By Aidan Welton
It is quite common for pharmacists to want to share occupation of their pharmacies with third parties – for example, chiropodists, chiropractors, beauticians or other healthcare or beauty specialists. Often these third parties occupy separate treatment rooms and may provide their services for only a few hours on irregular days.
There is no ‘one size fits all’ answer as to whether a pharmacist can share occupation of their pharmacy. Instead, it will depend upon the exact wording of their pharmacy lease. In this article, we cover some of the most common restrictions and points to note for pharmacists seeking to share occupation.
Landlords may be reluctant to permit tenant pharmacists to share with third parties as such sharing would dilute the landlord’s control over who is in occupation of the pharmacy.
Where it is prohibited
Sharing occupation with third parties may be expressly prohibited in a lease and where this is the case the permission of the landlord will be required to do so. The landlord will have entire discretion as to whether to authorise such sharing and does not have to be reasonable in considering a pharmacist’s request. The consent may be restricted to a specific third party or only for a period of time. The landlord may also require the payment of a sum of money in return for such consent.
Where a landlord’s consent is provided, it should be documented by a formal licence or a side letter.
Where lease is silent

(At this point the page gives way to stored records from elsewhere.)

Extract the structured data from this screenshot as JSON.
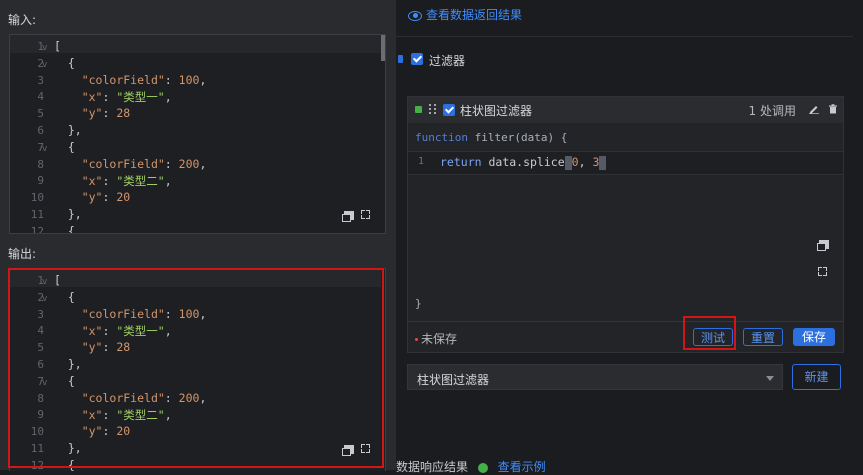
{
  "input_section": {
    "label": "输入:",
    "lines": [
      {
        "n": "1",
        "fold": true,
        "html": [
          {
            "t": "[",
            "c": "p"
          }
        ]
      },
      {
        "n": "2",
        "fold": true,
        "html": [
          {
            "t": "  {",
            "c": "p"
          }
        ]
      },
      {
        "n": "3",
        "fold": false,
        "html": [
          {
            "t": "    ",
            "c": "p"
          },
          {
            "t": "\"colorField\"",
            "c": "k"
          },
          {
            "t": ": ",
            "c": "p"
          },
          {
            "t": "100",
            "c": "n"
          },
          {
            "t": ",",
            "c": "p"
          }
        ]
      },
      {
        "n": "4",
        "fold": false,
        "html": [
          {
            "t": "    ",
            "c": "p"
          },
          {
            "t": "\"x\"",
            "c": "k"
          },
          {
            "t": ": ",
            "c": "p"
          },
          {
            "t": "\"类型一\"",
            "c": "s"
          },
          {
            "t": ",",
            "c": "p"
          }
        ]
      },
      {
        "n": "5",
        "fold": false,
        "html": [
          {
            "t": "    ",
            "c": "p"
          },
          {
            "t": "\"y\"",
            "c": "k"
          },
          {
            "t": ": ",
            "c": "p"
          },
          {
            "t": "28",
            "c": "n"
          }
        ]
      },
      {
        "n": "6",
        "fold": false,
        "html": [
          {
            "t": "  },",
            "c": "p"
          }
        ]
      },
      {
        "n": "7",
        "fold": true,
        "html": [
          {
            "t": "  {",
            "c": "p"
          }
        ]
      },
      {
        "n": "8",
        "fold": false,
        "html": [
          {
            "t": "    ",
            "c": "p"
          },
          {
            "t": "\"colorField\"",
            "c": "k"
          },
          {
            "t": ": ",
            "c": "p"
          },
          {
            "t": "200",
            "c": "n"
          },
          {
            "t": ",",
            "c": "p"
          }
        ]
      },
      {
        "n": "9",
        "fold": false,
        "html": [
          {
            "t": "    ",
            "c": "p"
          },
          {
            "t": "\"x\"",
            "c": "k"
          },
          {
            "t": ": ",
            "c": "p"
          },
          {
            "t": "\"类型二\"",
            "c": "s"
          },
          {
            "t": ",",
            "c": "p"
          }
        ]
      },
      {
        "n": "10",
        "fold": false,
        "html": [
          {
            "t": "    ",
            "c": "p"
          },
          {
            "t": "\"y\"",
            "c": "k"
          },
          {
            "t": ": ",
            "c": "p"
          },
          {
            "t": "20",
            "c": "n"
          }
        ]
      },
      {
        "n": "11",
        "fold": false,
        "html": [
          {
            "t": "  },",
            "c": "p"
          }
        ]
      },
      {
        "n": "12",
        "fold": false,
        "html": [
          {
            "t": "  {",
            "c": "p"
          }
        ]
      }
    ]
  },
  "output_section": {
    "label": "输出:",
    "lines": [
      {
        "n": "1",
        "fold": true,
        "html": [
          {
            "t": "[",
            "c": "p"
          }
        ]
      },
      {
        "n": "2",
        "fold": true,
        "html": [
          {
            "t": "  {",
            "c": "p"
          }
        ]
      },
      {
        "n": "3",
        "fold": false,
        "html": [
          {
            "t": "    ",
            "c": "p"
          },
          {
            "t": "\"colorField\"",
            "c": "k"
          },
          {
            "t": ": ",
            "c": "p"
          },
          {
            "t": "100",
            "c": "n"
          },
          {
            "t": ",",
            "c": "p"
          }
        ]
      },
      {
        "n": "4",
        "fold": false,
        "html": [
          {
            "t": "    ",
            "c": "p"
          },
          {
            "t": "\"x\"",
            "c": "k"
          },
          {
            "t": ": ",
            "c": "p"
          },
          {
            "t": "\"类型一\"",
            "c": "s"
          },
          {
            "t": ",",
            "c": "p"
          }
        ]
      },
      {
        "n": "5",
        "fold": false,
        "html": [
          {
            "t": "    ",
            "c": "p"
          },
          {
            "t": "\"y\"",
            "c": "k"
          },
          {
            "t": ": ",
            "c": "p"
          },
          {
            "t": "28",
            "c": "n"
          }
        ]
      },
      {
        "n": "6",
        "fold": false,
        "html": [
          {
            "t": "  },",
            "c": "p"
          }
        ]
      },
      {
        "n": "7",
        "fold": true,
        "html": [
          {
            "t": "  {",
            "c": "p"
          }
        ]
      },
      {
        "n": "8",
        "fold": false,
        "html": [
          {
            "t": "    ",
            "c": "p"
          },
          {
            "t": "\"colorField\"",
            "c": "k"
          },
          {
            "t": ": ",
            "c": "p"
          },
          {
            "t": "200",
            "c": "n"
          },
          {
            "t": ",",
            "c": "p"
          }
        ]
      },
      {
        "n": "9",
        "fold": false,
        "html": [
          {
            "t": "    ",
            "c": "p"
          },
          {
            "t": "\"x\"",
            "c": "k"
          },
          {
            "t": ": ",
            "c": "p"
          },
          {
            "t": "\"类型二\"",
            "c": "s"
          },
          {
            "t": ",",
            "c": "p"
          }
        ]
      },
      {
        "n": "10",
        "fold": false,
        "html": [
          {
            "t": "    ",
            "c": "p"
          },
          {
            "t": "\"y\"",
            "c": "k"
          },
          {
            "t": ": ",
            "c": "p"
          },
          {
            "t": "20",
            "c": "n"
          }
        ]
      },
      {
        "n": "11",
        "fold": false,
        "html": [
          {
            "t": "  },",
            "c": "p"
          }
        ]
      },
      {
        "n": "12",
        "fold": false,
        "html": [
          {
            "t": "  {",
            "c": "p"
          }
        ]
      }
    ]
  },
  "right": {
    "view_result_link": "查看数据返回结果",
    "filter_toggle_label": "过滤器",
    "filter_card": {
      "title": "柱状图过滤器",
      "call_count": "1 处调用",
      "fn_keyword": "function",
      "fn_signature": " filter(data) {",
      "code_line_number": "1",
      "code_keyword": "return",
      "code_expr_before": " data.splice",
      "code_arg1": "0",
      "code_sep": ", ",
      "code_arg2": "3",
      "closing_brace": "}",
      "status": "未保存",
      "test_button": "测试",
      "reset_button": "重置",
      "save_button": "保存"
    },
    "select_value": "柱状图过滤器",
    "new_button": "新建",
    "bottom_text": "数据响应结果",
    "bottom_link": "查看示例"
  },
  "colors": {
    "accent_blue": "#2b6fe0",
    "highlight_red": "#d01616",
    "status_green": "#43b048"
  }
}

If a lease is silent on sharing occupation then it is not prohibited. However, there may be a general sweeper clause preventing any ‘dealings’ unless expressly permitted by the lease and where this is the case, sharing will not be permitted. The definition of dealings includes assigning, underletting, charging, sharing occupation or parting with possession of the pharmacy.
Where it is permitted

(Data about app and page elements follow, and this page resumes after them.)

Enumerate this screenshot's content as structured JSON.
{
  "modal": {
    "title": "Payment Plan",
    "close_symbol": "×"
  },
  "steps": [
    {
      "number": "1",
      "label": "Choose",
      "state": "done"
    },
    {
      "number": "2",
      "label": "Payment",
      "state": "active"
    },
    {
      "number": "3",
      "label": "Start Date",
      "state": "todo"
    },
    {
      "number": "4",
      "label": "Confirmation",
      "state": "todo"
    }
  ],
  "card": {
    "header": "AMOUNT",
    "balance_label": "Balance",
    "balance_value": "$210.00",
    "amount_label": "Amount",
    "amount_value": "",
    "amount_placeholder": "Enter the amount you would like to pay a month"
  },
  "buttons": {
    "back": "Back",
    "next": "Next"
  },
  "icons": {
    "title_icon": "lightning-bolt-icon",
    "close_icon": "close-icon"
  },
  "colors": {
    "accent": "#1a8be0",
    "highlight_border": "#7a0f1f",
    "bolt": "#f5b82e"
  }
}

Leases may permit pharmacists to share occupation with third parties in certain circumstances and subject to conditions.
The usual position is that sharing is permitted without the landlord’s consent with a ‘group company’ of the pharmacist. Group Company will be defined in the lease by reference to legislation. Whilst the tenant and third party remain ‘group companies’ the sharing will be permitted.
A lease may also permit a pharmacist to share with a third party (not being a group company) provided that a relationship of landlord and tenant is not created. Landlords want to prevent a relationship of landlord and tenant being created to ensure that the third party does not acquire ‘security of tenure’ under the Landlord and Tenant Act 1954. If security of tenure was acquired, the third party would have the right to remain in occupation of the pharmacy after expiry of the lease term, preventing the landlord from being able to re-let or otherwise deal with the pharmacy. Whether a landlord and tenant relationship is created will depend upon the factual occupation by the third party. For example, if the third party has exclusive use of a defined area at the property and are paying rent, such a relationship may be created.

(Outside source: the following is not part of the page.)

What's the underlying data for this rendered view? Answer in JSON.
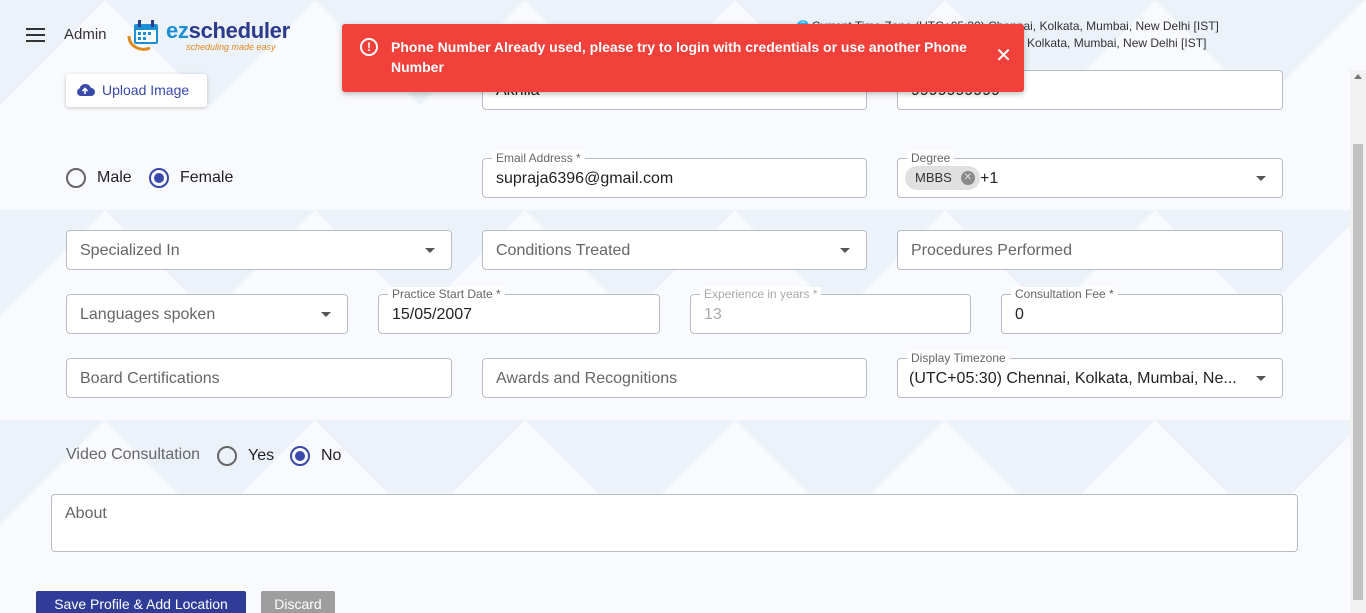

Where a lease prevents sharing, or a pharmacist is concerned that they would be unable to comply with conditions imposed on sharing, underletting of part of the pharmacy may be an alternative option. Putting an underlease in place with the third party is more formal and will usually require the landlord’s consent (such consent not to be unreasonably withheld or delayed).
An underlease is only likely to be suitable where the pharmacy can accommodate a third party on a full-time basis in a definable separate area, for example a consulting or treatment room.
If a lease does allow sharing, it will also be necessary to ensure that the third party’s business is an ‘authorised use’ under the lease. All pharmacy leases will specify what the property can be used for. This may be as specific, for example as a “pharmacy” or more broad, for example, retail use. If the third parties proposed use is not permitted, you will need to obtain the landlord’s consent to that use.
Given that it is now not unusual for pharmacists to want to share their pharmacy with third parties, sharing is something that should be considered when new lease terms are being agreed. A pharmacist tenant should think carefully about the type of third party that they might like to share with during the lease term and ensure that any new lease allows such sharing and subject to only minimal conditions.
The above is a general overview and we recommend that independent legal advice is sought for your specific concerns. If you require further information in relation to the points raised in this article you should contact Aidan Welton who is a solicitor and member of the Pharmacy Transactions Real Estate Team at Charles Russell Speechlys LLP. Aidan can be contacted on aidan. firstname.lastname@example.org.
This article also appears in the November issue of Pharmacy Business.